Is cyberstalking a thing? Yes, cyberstalking is a thing. Even in Polk County, Florida, it’s a thing.
Polk County Sheriff Grady Judd does not take internet bullying of its residents lightly, even if it involves EllenBeth Wachs, the former Vice-President and Legal Affairs Coordinator for Atheists of Florida and current President of Humanists of Florida Association, who recently asked the sheriff to investigate a relentless case of cyberstalking aimed against her.
Judd assigned a Special Investigations detective to investigate a North Carolina man who has, for almost two years, employed an arsenal of social media such as Facebook, Youtube, Google+ and Twitter, to conduct a relentless campaign to harass and abuse Wachs.
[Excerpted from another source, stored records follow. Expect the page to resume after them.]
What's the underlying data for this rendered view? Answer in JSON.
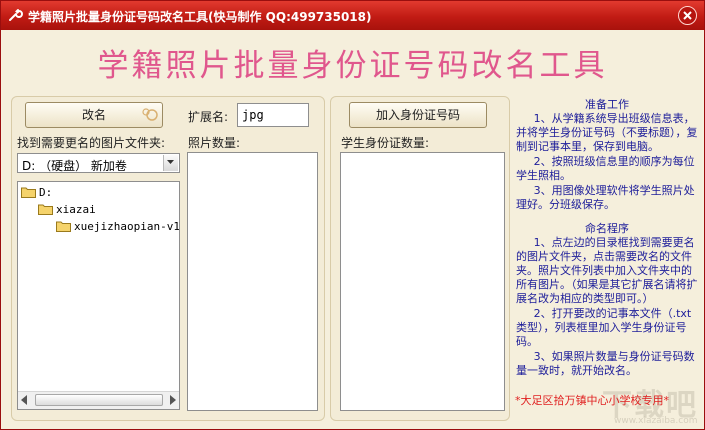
{
  "window": {
    "title": "学籍照片批量身份证号码改名工具(快马制作   QQ:499735018)"
  },
  "heading": "学籍照片批量身份证号码改名工具",
  "left_panel": {
    "rename_button": "改名",
    "folder_label": "找到需要更名的图片文件夹:",
    "drive_selected": "D: （硬盘） 新加卷",
    "tree": [
      "D:",
      "xiazai",
      "xuejizhaopian-v1"
    ]
  },
  "ext": {
    "label": "扩展名:",
    "value": "jpg"
  },
  "photo_count_label": "照片数量:",
  "right_panel": {
    "add_id_button": "加入身份证号码",
    "id_count_label": "学生身份证数量:"
  },
  "instructions": {
    "prep_title": "准备工作",
    "prep": [
      "1、从学籍系统导出班级信息表，并将学生身份证号码（不要标题），复制到记事本里，保存到电脑。",
      "2、按照班级信息里的顺序为每位学生照相。",
      "3、用图像处理软件将学生照片处理好。分班级保存。"
    ],
    "naming_title": "命名程序",
    "naming": [
      "1、点左边的目录框找到需要更名的图片文件夹，点击需要改名的文件夹。照片文件列表中加入文件夹中的所有图片。（如果是其它扩展名请将扩展名改为相应的类型即可。）",
      "2、打开要改的记事本文件（.txt类型），列表框里加入学生身份证号码。",
      "3、如果照片数量与身份证号码数量一致时，就开始改名。"
    ],
    "footer": "*大足区拾万镇中心小学校专用*"
  },
  "watermark": {
    "main": "下载吧",
    "sub": "www.xiazaiba.com"
  },
  "colors": {
    "title_bar": "#c11b14",
    "heading": "#e0578d",
    "instructions": "#1d1d9a",
    "footer": "#e02020",
    "background": "#f5efdc"
  },
  "icons": [
    "wrench-icon",
    "close-icon",
    "folder-icon",
    "chevron-down-icon",
    "button-ornament-icon"
  ]
}
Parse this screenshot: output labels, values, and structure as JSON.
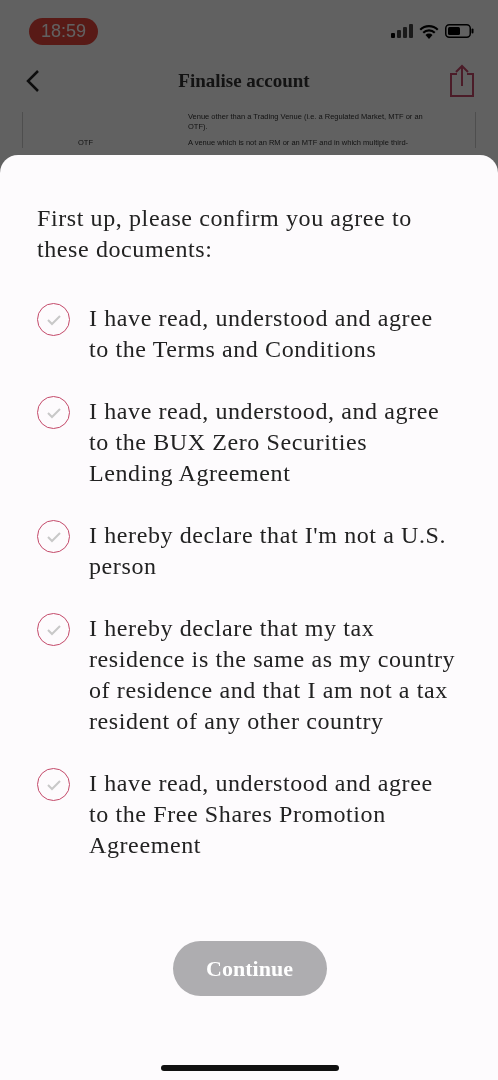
{
  "status_bar": {
    "time": "18:59"
  },
  "nav": {
    "title": "Finalise account"
  },
  "document": {
    "rows": [
      {
        "term": "",
        "definition": "Venue other than a Trading Venue (i.e. a Regulated Market, MTF or an OTF)."
      },
      {
        "term": "OTF",
        "definition": "A venue which is not an RM or an MTF and in which multiple third-"
      }
    ]
  },
  "sheet": {
    "heading": "First up, please confirm you agree to these documents:",
    "agreements": [
      {
        "text": "I have read, understood and agree to the Terms and Conditions",
        "checked": false
      },
      {
        "text": "I have read, understood, and agree to the BUX Zero Securities Lending Agreement",
        "checked": false
      },
      {
        "text": "I hereby declare that I'm not a U.S. person",
        "checked": false
      },
      {
        "text": "I hereby declare that my tax residence is the same as my country of residence and that I am not a tax resident of any other country",
        "checked": false
      },
      {
        "text": "I have read, understood and agree to the Free Shares Promotion Agreement",
        "checked": false
      }
    ],
    "continue_button": {
      "label": "Continue",
      "disabled": true
    }
  }
}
But you’re allowed to do that, aren’t you? It’s free speech, isn’t it?
No, and no.
According to Florida statutes the term “cyberstalk” means “to engage in a course of conduct to communicate, or to cause to be communicated, words, images, or language by or through the use of electronic mail or electronic communication, directed at a specific person, causing substantial emotional distress to that person and serving no legitimate purpose.”
Such activity is a first degree misdemeanor or, if a credible threat is conveyed, a third degree felony. Earlier this month, sheriff detectives arrested two Polk County men under the Florida cyberstalking statute for harassing a 15-year-old high school student via Twitter.
But but but harassing people is a glorious part of our glorious tradition of free speech!
North Carolina laws make it a Class 2 misdemeanor “for a person to electronically mail or electronically communicate to another repeatedly for the purpose of abusing, annoying, threatening, terrifying, harassing, or embarrassing any person.” According to a University of North Carolina School of Government website, over 1200 people were charged with cyberstalking in 2010 under North Carolina law.
Martyrs of free speech!
No, actually. Just thugs.